Blackstone Group's (NYSE:BX) second-quarter earnings weren't spectacular, but they were far from bad. The company reported economic net income of $508.4 million, or $0.43 per share. That was just under the average estimate of $0.47 per share, according to a poll by Thomson Reuters.
The company's distributable earnings -- which fuel its dividend -- rose tremendously, however. Blackstone reported distributable earnings of $1.03 billion, or $0.88 per share -- a 35% increase over the year-ago period. As a result, Blackstone Group announced a distribution of $0.74 per share payable on August 3, 2015.
Making sense of Blackstone's earnings
Investors who are unfamiliar with asset management and partnerships may find the differences between distributable earnings and economic net income confusing. Put simply, economic net income reflects the accrual of earnings, whereas distributable income reflects the earnings that were realized in the current quarter.
As an example, if a fund's value appreciates, the resulting fees will flow into economic net income immediately. When the fund holdings are sold and the fees are realized by Blackstone, that amount flows into distributable earnings. Thus economic net income is a good indicator of future distributable earnings but a poor measurement for tracking the current distribution.

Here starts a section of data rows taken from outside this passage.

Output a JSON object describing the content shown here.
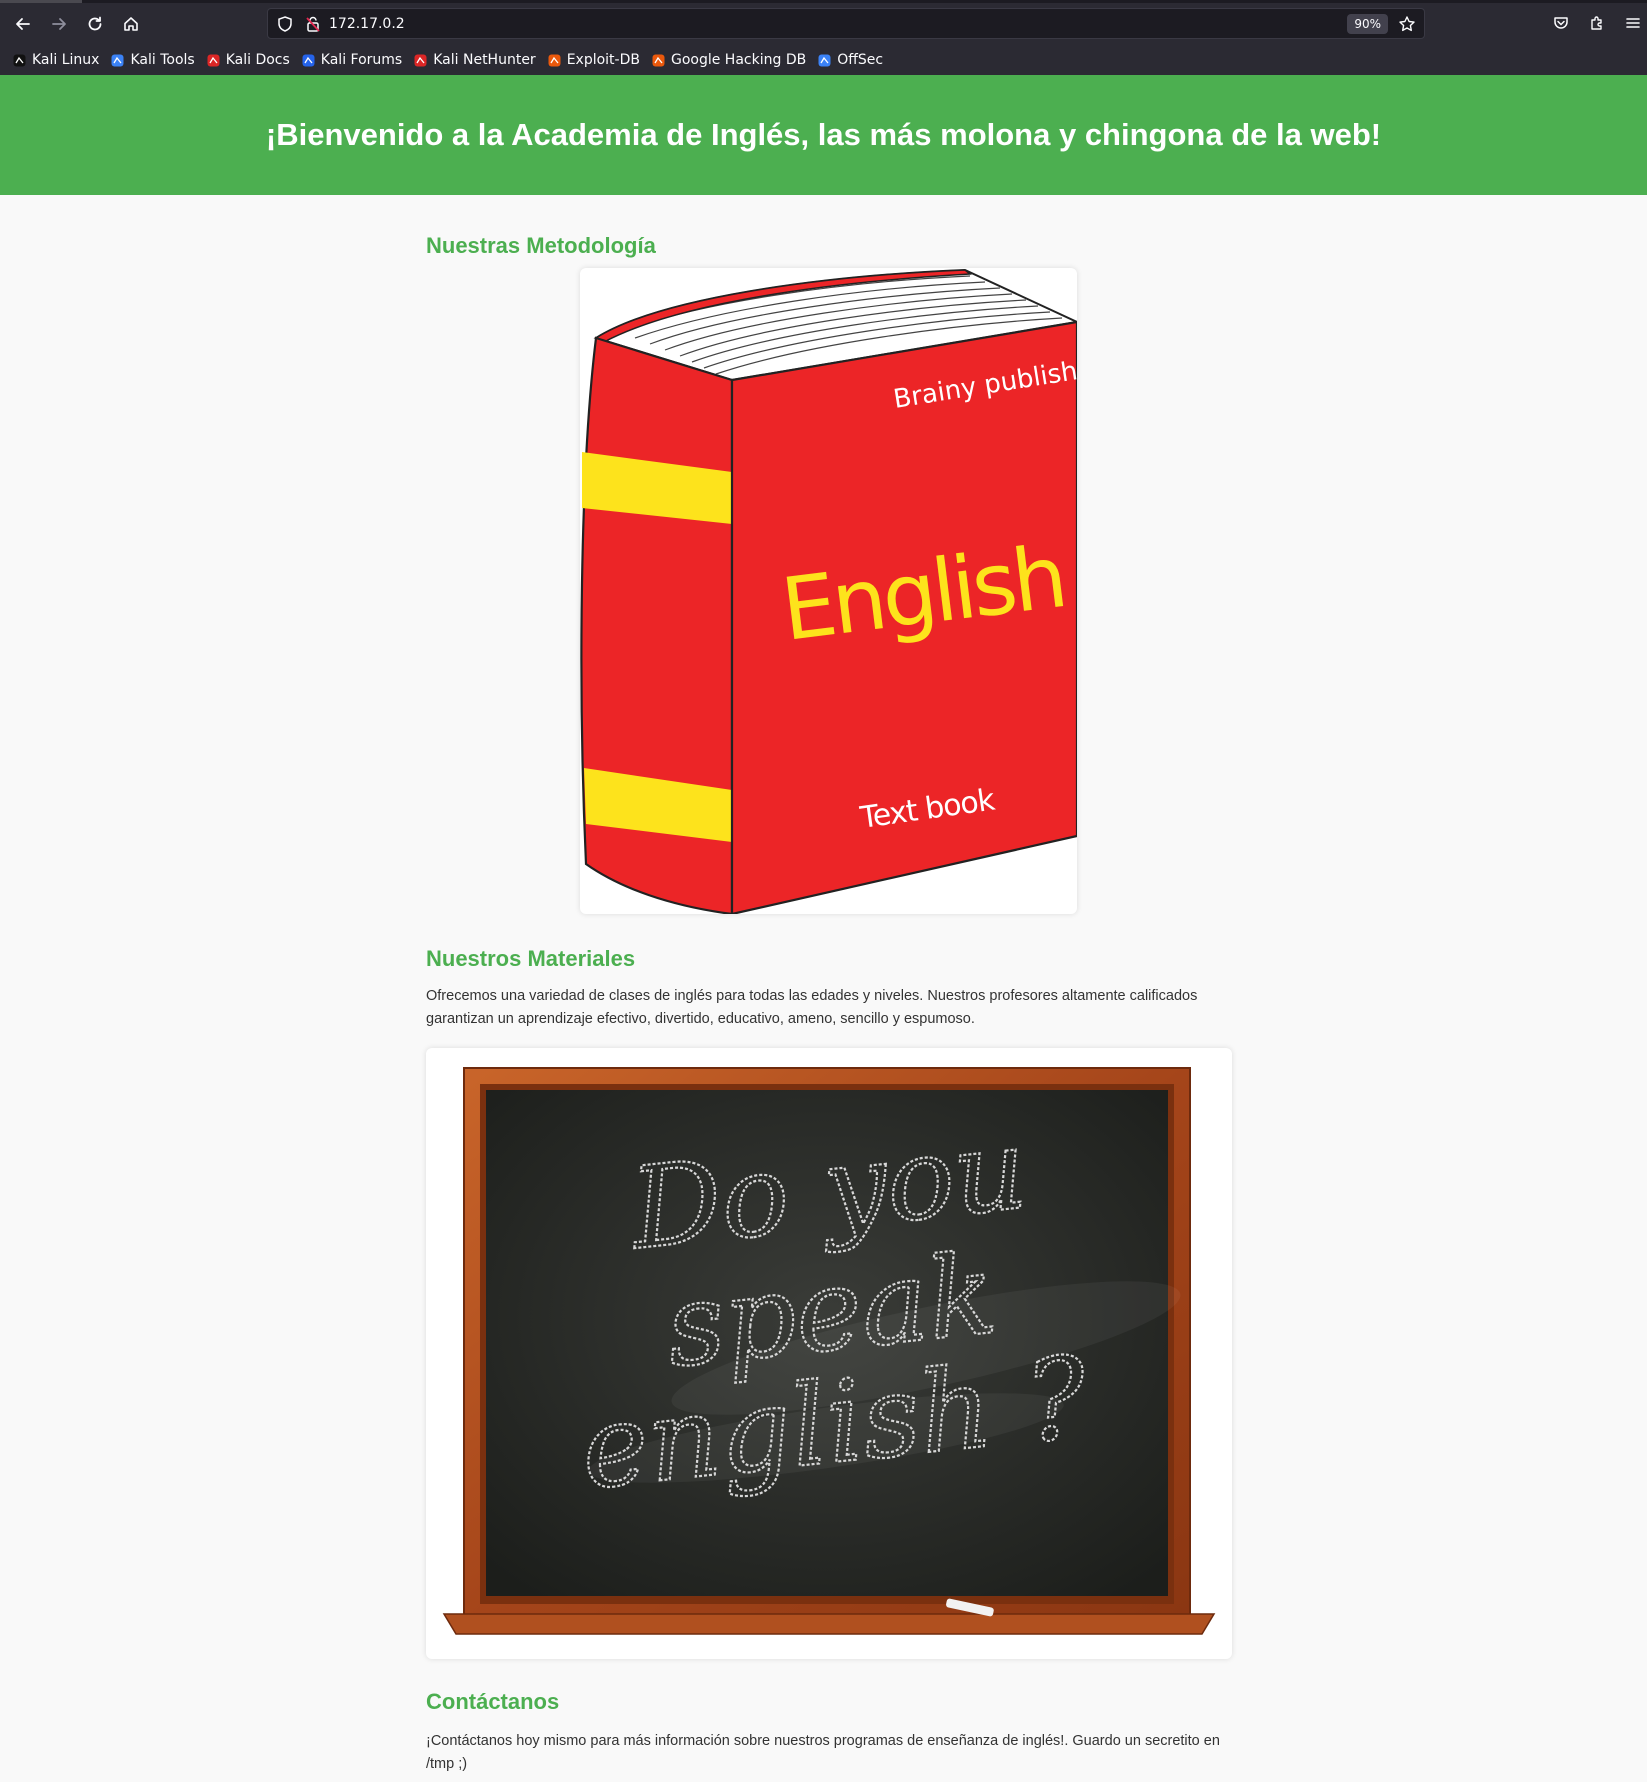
{
  "browser": {
    "url": "172.17.0.2",
    "zoom": "90%",
    "bookmarks": [
      {
        "label": "Kali Linux",
        "icon": "kali-dragon-icon",
        "color": "#111111"
      },
      {
        "label": "Kali Tools",
        "icon": "kali-tools-icon",
        "color": "#3b82f6"
      },
      {
        "label": "Kali Docs",
        "icon": "kali-docs-icon",
        "color": "#dc2626"
      },
      {
        "label": "Kali Forums",
        "icon": "kali-forums-icon",
        "color": "#2563eb"
      },
      {
        "label": "Kali NetHunter",
        "icon": "nethunter-icon",
        "color": "#dc2626"
      },
      {
        "label": "Exploit-DB",
        "icon": "exploit-db-icon",
        "color": "#ea580c"
      },
      {
        "label": "Google Hacking DB",
        "icon": "ghdb-icon",
        "color": "#ea580c"
      },
      {
        "label": "OffSec",
        "icon": "offsec-icon",
        "color": "#3b82f6"
      }
    ]
  },
  "page": {
    "heading": "¡Bienvenido a la Academia de Inglés, las más molona y chingona de la web!",
    "sections": {
      "methodology": {
        "title": "Nuestras Metodología",
        "image": {
          "publisher": "Brainy publishing",
          "title": "English",
          "subtitle": "Text book"
        }
      },
      "materials": {
        "title": "Nuestros Materiales",
        "text": "Ofrecemos una variedad de clases de inglés para todas las edades y niveles. Nuestros profesores altamente calificados garantizan un aprendizaje efectivo, divertido, educativo, ameno, sencillo y espumoso.",
        "image": {
          "line1": "Do you",
          "line2": "speak",
          "line3": "english ?"
        }
      },
      "contact": {
        "title": "Contáctanos",
        "text": "¡Contáctanos hoy mismo para más información sobre nuestros programas de enseñanza de inglés!. Guardo un secretito en /tmp ;)"
      }
    }
  },
  "colors": {
    "header_bg": "#4caf50",
    "accent": "#4caf50",
    "book_red": "#ec2527",
    "book_yellow": "#fde31c",
    "chalkboard": "#2b2d2a",
    "frame_wood": "#b0501f"
  }
}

Blackstone's distributable earnings soared year over year in part because it monetized large portfolio companies including Nielsen, Pinnacle Foods, in addition to sales of stock in a legacy asset -- Hilton Worldwide Holdings.
Fueling the distribution going forward
Earlier in the week I discussed one of the most important metrics for Blackstone's distributions, its accrued performance fees. This is how much Blackstone stands to collect in fees earned in prior periods when it cashes in on investments for its fund investors. Currently, this amount stands at $4.47 billion, down slightly from $4.91 billion, as a direct result of its asset sales in the current quarter. That equates to $3.80 per share in the current quarter, down from $4.17 last quarter.
Needless to say, with significant accrued fees, Blackstone has plenty of firepower behind its dividend in the short run. In the long-run, however, what matters is Blackstone's ability to grab more fee-earning assets under management and generate market-beating returns for its investors.
This quarter, Blackstone noted that it recorded gross inflows of $31.3 billion last quarter, bringing its assets under management up to a new record of $332.7 billion. This was a 19% increase over the prior year, when Blackstone had $278.9 million in total AUM. While all strategies have performed well, its "star students" -- real estate and private equity -- have both raised new multibillion-dollar mega funds in 2015. The company pointed out that its latest private-equity fund received $16.7 billion of commitments in the current quarter.
Blackstone can continue to drive earnings without new funds. The company revealed that its newest real estate fund is now included in fee-earning assets, whereas its newest private-equity fund is not. Its "undrawn capital" stands at $82.1 billion. Once these assets are deployed, Blackstone can start collecting fees on them.
Ultimately, Blackstone's results will ebb and flow with business valuations. With the market mostly flat for the year, it's no surprise to see Blackstone's economic net income tumbling year over year. But there's nothing to suggest that Blackstone's streak of winning for its clients and investors has come to an end. As its dry powder is deployed and its accrued performance fees are realized, investors can look forward to beefy quarterly distributions for the foreseeable future.
Jordan Wathen has no position in any stocks mentioned. The Motley Fool has no position in any of the stocks mentioned. Try any of our Foolish newsletter services free for 30 days. We Fools may not all hold the same opinions, but we all believe that considering a diverse range of insights makes us better investors. The Motley Fool has a disclosure policy.